    I agree that sinawalis can sometimes be used by teachers with less experience to eat up class time in a way that looks like new and important information is being conveyed. It's the same complaint that some people have (legitimately to my mind) with "forms collectors."

  10. arnisador

    arnisador Active Member

    Yes, I think of it much as aI do when comparing a style of Karate with 17 empty-hand forms to the original Uechi-ryu Karate (as Pangai-noon) with 3 empty-hand forms. What's better, a Shaolin Kung Fu system with scores of empty-hand forms, or Wing Chun with 3? I lean more and more toward the smaller systems...yet I see the value of having a large catlog of techniques from which to draw. In a single encounter I think there's a benefit to knowing fewer things better. Over a lifetime there's value in having a library of techniques from which to adapt to impending challenges.
  11. sames

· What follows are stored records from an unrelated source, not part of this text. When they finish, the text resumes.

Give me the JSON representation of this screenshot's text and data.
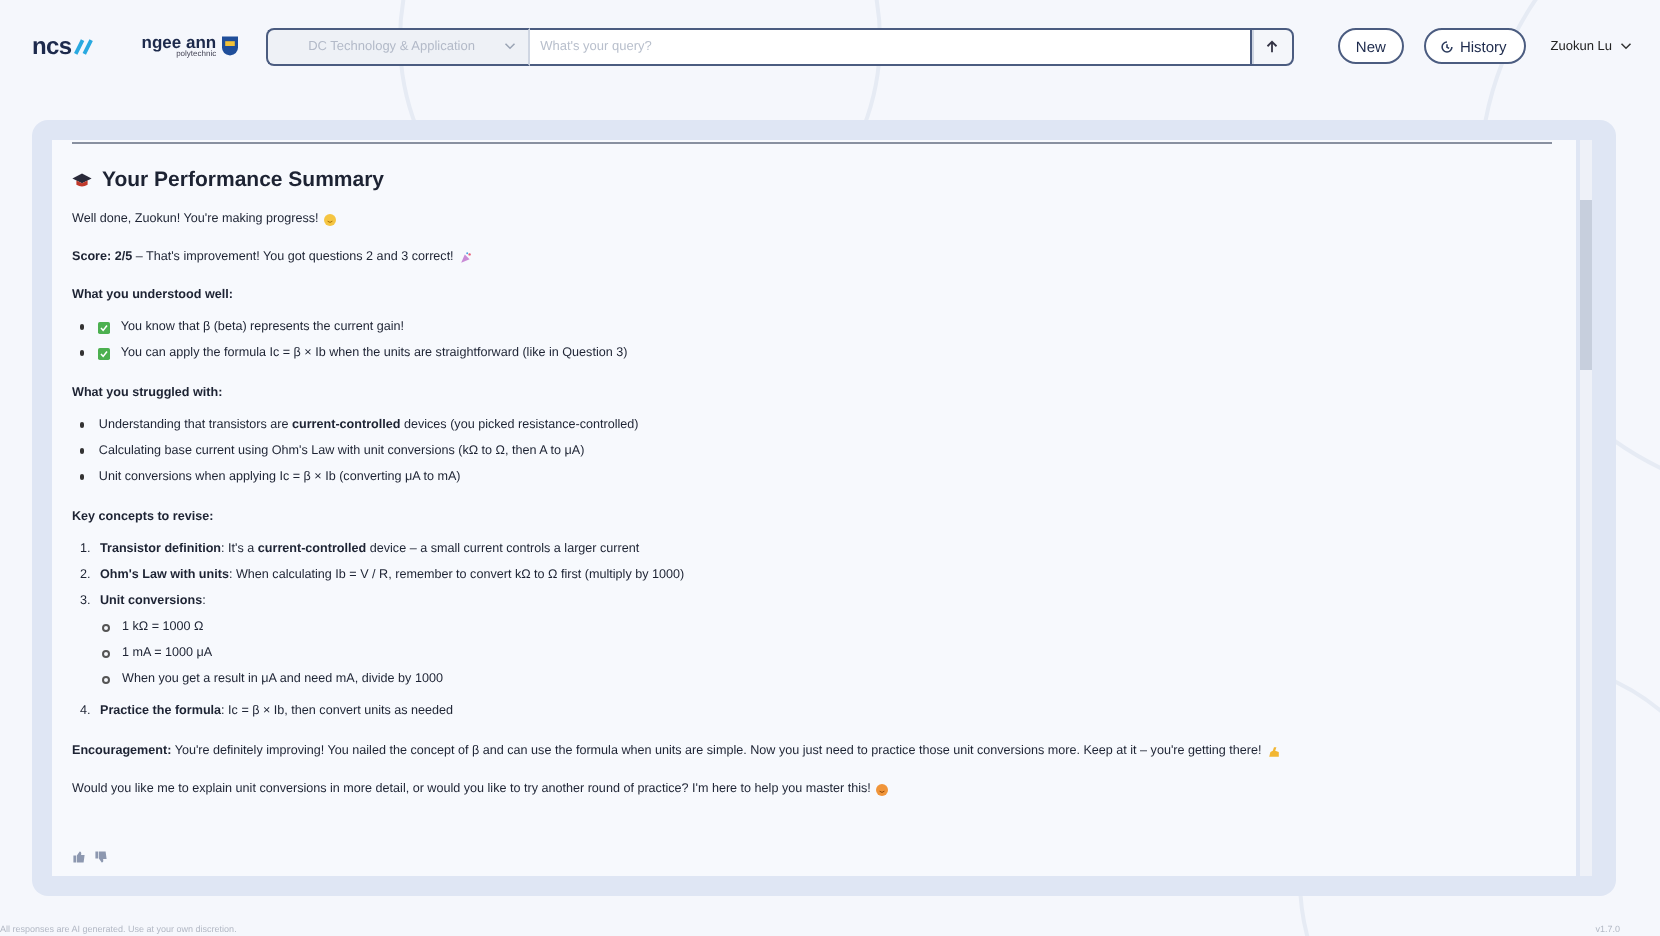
{
  "header": {
    "brand": "ncs",
    "school": {
      "name": "ngee ann",
      "sub": "polytechnic"
    },
    "module_select": {
      "value": "DC Technology & Application",
      "disabled": true
    },
    "query": {
      "placeholder": "What's your query?"
    },
    "buttons": [
      {
        "kind": "new",
        "label": "New"
      },
      {
        "kind": "history",
        "label": "History"
      }
    ],
    "user": {
      "name": "Zuokun Lu"
    }
  },
  "message": {
    "title": "Your Performance Summary",
    "blocks": [
      {
        "kind": "paragraph",
        "text": "Well done, Zuokun! You're making progress!",
        "icon": {
          "kind": "smile"
        }
      },
      {
        "kind": "paragraph",
        "text": "**Score: 2/5** – That's improvement! You got questions 2 and 3 correct!",
        "icon": {
          "kind": "party"
        }
      },
      {
        "kind": "heading",
        "text": "What you understood well:"
      },
      {
        "kind": "list",
        "items": [
          {
            "kind": "check",
            "text": "You know that β (beta) represents the current gain!"
          },
          {
            "kind": "check",
            "text": "You can apply the formula Ic = β × Ib when the units are straightforward (like in Question 3)"
          }
        ]
      },
      {
        "kind": "heading",
        "text": "What you struggled with:"
      },
      {
        "kind": "list",
        "items": [
          {
            "kind": "bullet",
            "text": "Understanding that transistors are **current-controlled** devices (you picked resistance-controlled)"
          },
          {
            "kind": "bullet",
            "text": "Calculating base current using Ohm's Law with unit conversions (kΩ to Ω, then A to μA)"
          },
          {
            "kind": "bullet",
            "text": "Unit conversions when applying Ic = β × Ib (converting μA to mA)"
          }
        ]
      },
      {
        "kind": "heading",
        "text": "Key concepts to revise:"
      },
      {
        "kind": "numbered",
        "items": [
          {
            "number": "1.",
            "text": "**Transistor definition**: It's a **current-controlled** device – a small current controls a larger current"
          },
          {
            "number": "2.",
            "text": "**Ohm's Law with units**: When calculating Ib = V / R, remember to convert kΩ to Ω first (multiply by 1000)"
          },
          {
            "number": "3.",
            "text": "**Unit conversions**:",
            "children": [
              {
                "text": "1 kΩ = 1000 Ω"
              },
              {
                "text": "1 mA = 1000 μA"
              },
              {
                "text": "When you get a result in μA and need mA, divide by 1000"
              }
            ]
          },
          {
            "number": "4.",
            "text": "**Practice the formula**: Ic = β × Ib, then convert units as needed"
          }
        ]
      },
      {
        "kind": "paragraph",
        "text": "**Encouragement:** You're definitely improving! You nailed the concept of β and can use the formula when units are simple. Now you just need to practice those unit conversions more. Keep at it – you're getting there!",
        "icon": {
          "kind": "arm"
        }
      },
      {
        "kind": "paragraph",
        "text": "Would you like me to explain unit conversions in more detail, or would you like to try another round of practice? I'm here to help you master this!",
        "icon": {
          "kind": "face"
        }
      }
    ]
  },
  "footer": {
    "disclaimer": "All responses are AI generated. Use at your own discretion.",
    "version": "v1.7.0"
  }
}
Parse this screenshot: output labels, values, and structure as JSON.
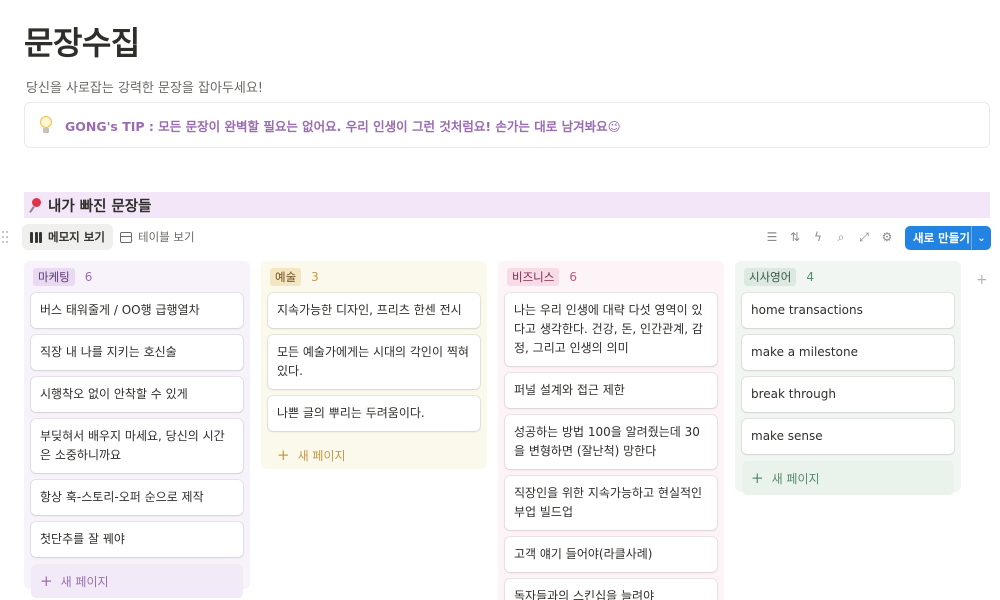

    sames New Member

    Agreed. Its all about intent. If your goal is to a better, more rounded eskrimador then your time could be better spent on a dozen things other than adding more siniwali to your training. OTOH if you really get off on siniwali then adding a new more patterns is an excellent idea. Wouldn't want you getting bored. I try to seek a happy medium. I know my self well enough that I know I can't just do productive work all the time. I have to mingle in blow-off, mindless funstuff. Siniwali falls into this category for me. After going crazy waving sticks around for a few minutes I'm ready to go back to work. Waving sticks in a new pattern might be slightly more productive so I try to sneak that in.
  12. arnisador

    arnisador Active Member

    I think that more exercises like this one would enliven the sinawalis for me a bit more. Just walking around while doing a sinawali, or going down on one knee, etc., isn't enough to really keep me feeling that I'm getting a lot out of it.

    I do like doing some sinawalis that have abaniqo strikes in them--we could use that in Modern Arnis! I also like the (single- or double-stick) ocho-ocho partner drills I've done in JKD-Kali. It helps emphasize getting the body behind the shot.
  13. arnisador

    arnisador Active Member

Share This Page